Once everybody has its cards, the first player’s turn begins. The player draws an item card and then plays one of these items cards, trying to diminish the player’s, of who you think is Jack the Ripper, down from 15 to 0. Players can talk to each other to influence the other player’s actions but can never reveal their hidden identity: you can hint who you are (descriptions are on the very well-done playmat) but you can never announce who you are. Based on everyone’s reaction, play goes around the table until everybody has had his/her turn and then the feared ‘Ripper-Event’ takes place. A card is turned over from the special Ripper-Deck and most of the time this ends up with one of the Non-Jack players being eliminated (and sometimes even half of them). If you can eliminate Jack before all the companions die, the remaining players win. If not, the Whitechapel Murderer has gotten away with it once again and will go off into the night.
The first thing you should know when playing Jack the Ripper is ‘PAY ATTENTION TO EVERYTHING!’. If a player who got dealt the Jack card can’t hold his cool when he or she gets the card or has a tell, it will be a very quick game. Is someone sniffling in the corner while another player’s life-points get brutally lowered, you might want to focus your attention elsewhere because you might be murdering the wrong guy / girl. Jack the Ripper is all about subtle details in behavior: Even giving life points to other players can become suspicious in the long run (it is a good cover up for a murderer to play medic at the same time).
There is a little bit of luck involved with the ripper events: Sometimes a close-to-death player is being eliminated by a Ripper event showing the players that they were way off base and sometimes a fully 15-point healthy competitor is wiped from the game while he was in perfect position to deliver the final blow to whomever the players thought was Jack. Tough Luck indeed, but games are fast and short so no one is left to their own devices for long.
Ty was so friendly to send me an actual preview copy of the game (of which you can find a picture below) and everything of this prototype looks very good! I personally love the victorian silhouette portraits on the character-cards and the rest of the artwork is very well done as well (the Artist of the game is Ty’s wife, Dawn who did an incredible job on keeping a nice, grim atmosphere all around). The playmat, made of a very sturdy, though flexible rubber is great-looking and a must-have for newer player, mostly because of the character-descriptions printed on them which you can use to cover yourself (and your identity) up.

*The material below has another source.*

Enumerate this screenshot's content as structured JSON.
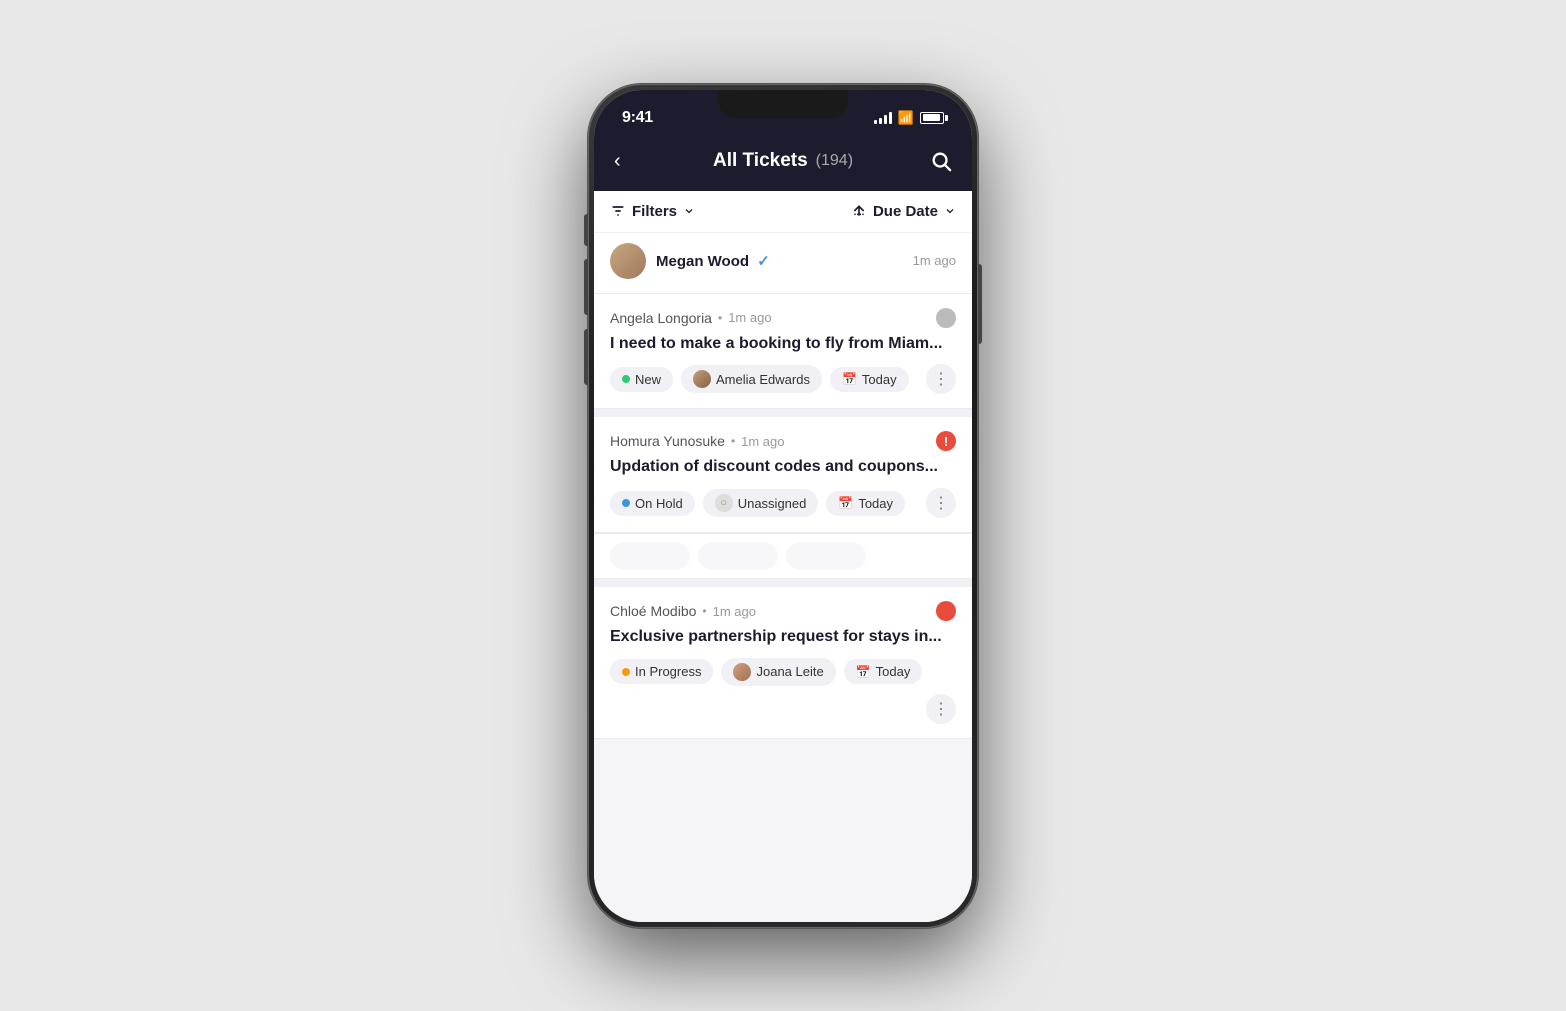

Jack the Ripper is a fun little game that perfectly knows his place on a game-night. It’s a light game that takes seconds to set up and is easily playable by anyone in the room. The fast pace of the game and short time of play makes it indeed perfect to grab when you’re waiting for that “casually late” friend every group has or just want something quick and easy to warm everybody up. As said earlier Jack the Ripper is all about subtle behavior details. I often found myself watching over the table with eagle-eyes trying to find any sign on somebody’s face that might give away nefarious schemes. The game is best played with its full 5 players because then it leaves more to guess then with 3, but even with those three it’s still a pretty good little time-killer: A perfect way to start game night, with a few good laughs over mis-judgement and a Killer on the loose!
And that’s my Final Judgement.